BRIEF: Using the entries below, show all lines with the string "icon".
(MATERIAL TO PROCESS begins)
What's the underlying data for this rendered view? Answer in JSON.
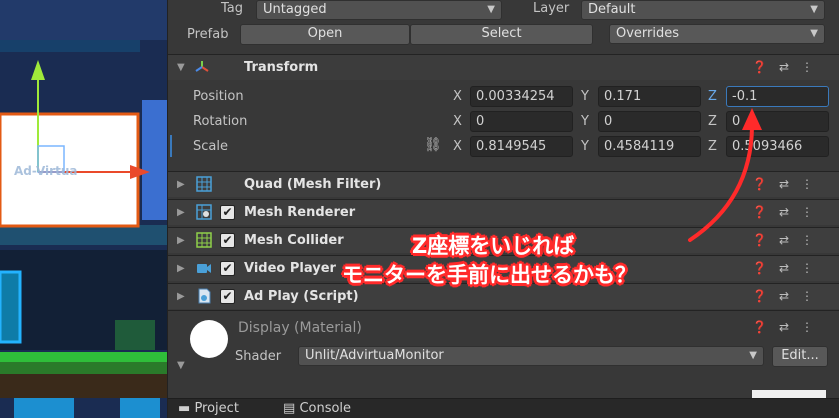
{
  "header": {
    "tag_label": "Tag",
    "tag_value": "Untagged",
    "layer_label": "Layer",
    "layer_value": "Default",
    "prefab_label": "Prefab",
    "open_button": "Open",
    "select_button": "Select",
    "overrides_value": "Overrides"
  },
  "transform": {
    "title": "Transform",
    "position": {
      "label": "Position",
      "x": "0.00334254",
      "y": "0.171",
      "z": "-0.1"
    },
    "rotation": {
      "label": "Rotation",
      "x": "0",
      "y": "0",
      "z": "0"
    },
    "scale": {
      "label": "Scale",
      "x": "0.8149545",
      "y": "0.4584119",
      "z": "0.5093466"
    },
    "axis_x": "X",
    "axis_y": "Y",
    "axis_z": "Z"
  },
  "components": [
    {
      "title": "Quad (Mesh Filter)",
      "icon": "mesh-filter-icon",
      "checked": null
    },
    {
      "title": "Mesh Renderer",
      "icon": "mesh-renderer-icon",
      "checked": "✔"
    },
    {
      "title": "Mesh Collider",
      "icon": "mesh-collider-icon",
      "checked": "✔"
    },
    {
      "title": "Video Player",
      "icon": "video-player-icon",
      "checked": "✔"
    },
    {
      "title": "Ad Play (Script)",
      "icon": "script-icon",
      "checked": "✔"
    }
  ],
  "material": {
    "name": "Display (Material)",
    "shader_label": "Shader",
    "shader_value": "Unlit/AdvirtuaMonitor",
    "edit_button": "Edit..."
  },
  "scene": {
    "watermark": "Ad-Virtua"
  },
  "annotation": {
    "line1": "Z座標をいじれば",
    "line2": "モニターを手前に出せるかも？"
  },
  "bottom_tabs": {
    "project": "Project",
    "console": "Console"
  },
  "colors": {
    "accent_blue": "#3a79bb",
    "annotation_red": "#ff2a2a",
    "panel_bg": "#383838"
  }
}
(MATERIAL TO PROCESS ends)
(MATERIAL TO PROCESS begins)
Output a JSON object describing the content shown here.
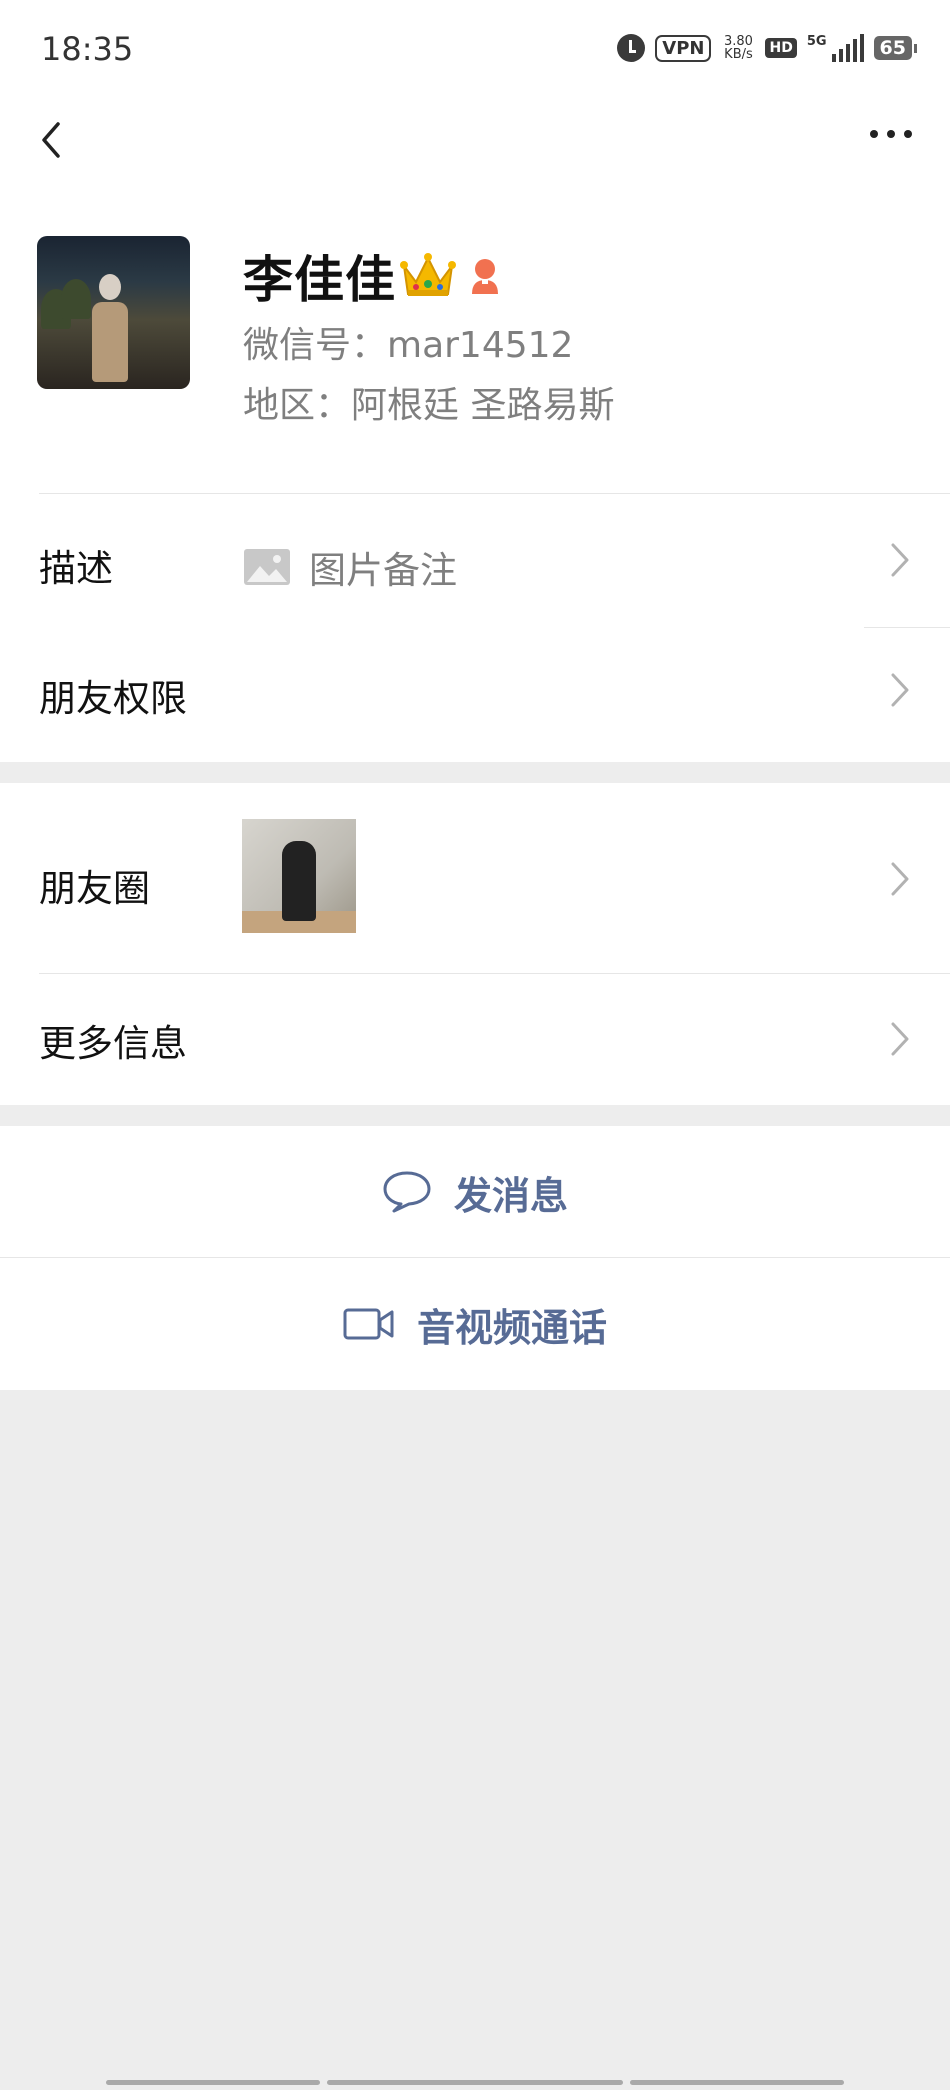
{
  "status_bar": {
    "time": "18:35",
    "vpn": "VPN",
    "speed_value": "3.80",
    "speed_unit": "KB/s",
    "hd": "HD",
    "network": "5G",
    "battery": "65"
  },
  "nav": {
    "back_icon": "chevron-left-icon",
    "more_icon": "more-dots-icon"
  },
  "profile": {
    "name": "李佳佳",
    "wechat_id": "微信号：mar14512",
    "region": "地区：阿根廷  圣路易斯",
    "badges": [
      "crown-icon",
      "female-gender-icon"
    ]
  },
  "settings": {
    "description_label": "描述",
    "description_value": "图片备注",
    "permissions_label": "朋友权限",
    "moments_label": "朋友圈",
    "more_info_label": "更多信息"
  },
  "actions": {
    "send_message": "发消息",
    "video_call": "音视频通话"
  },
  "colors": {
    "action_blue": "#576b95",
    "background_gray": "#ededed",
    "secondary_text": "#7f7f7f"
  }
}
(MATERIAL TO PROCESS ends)
REPLY:
      "icon": "mesh-filter-icon",
      "icon": "mesh-renderer-icon",
      "icon": "mesh-collider-icon",
      "icon": "video-player-icon",
      "icon": "script-icon",
    "back_icon": "chevron-left-icon",
    "more_icon": "more-dots-icon"
      "crown-icon",
      "female-gender-icon"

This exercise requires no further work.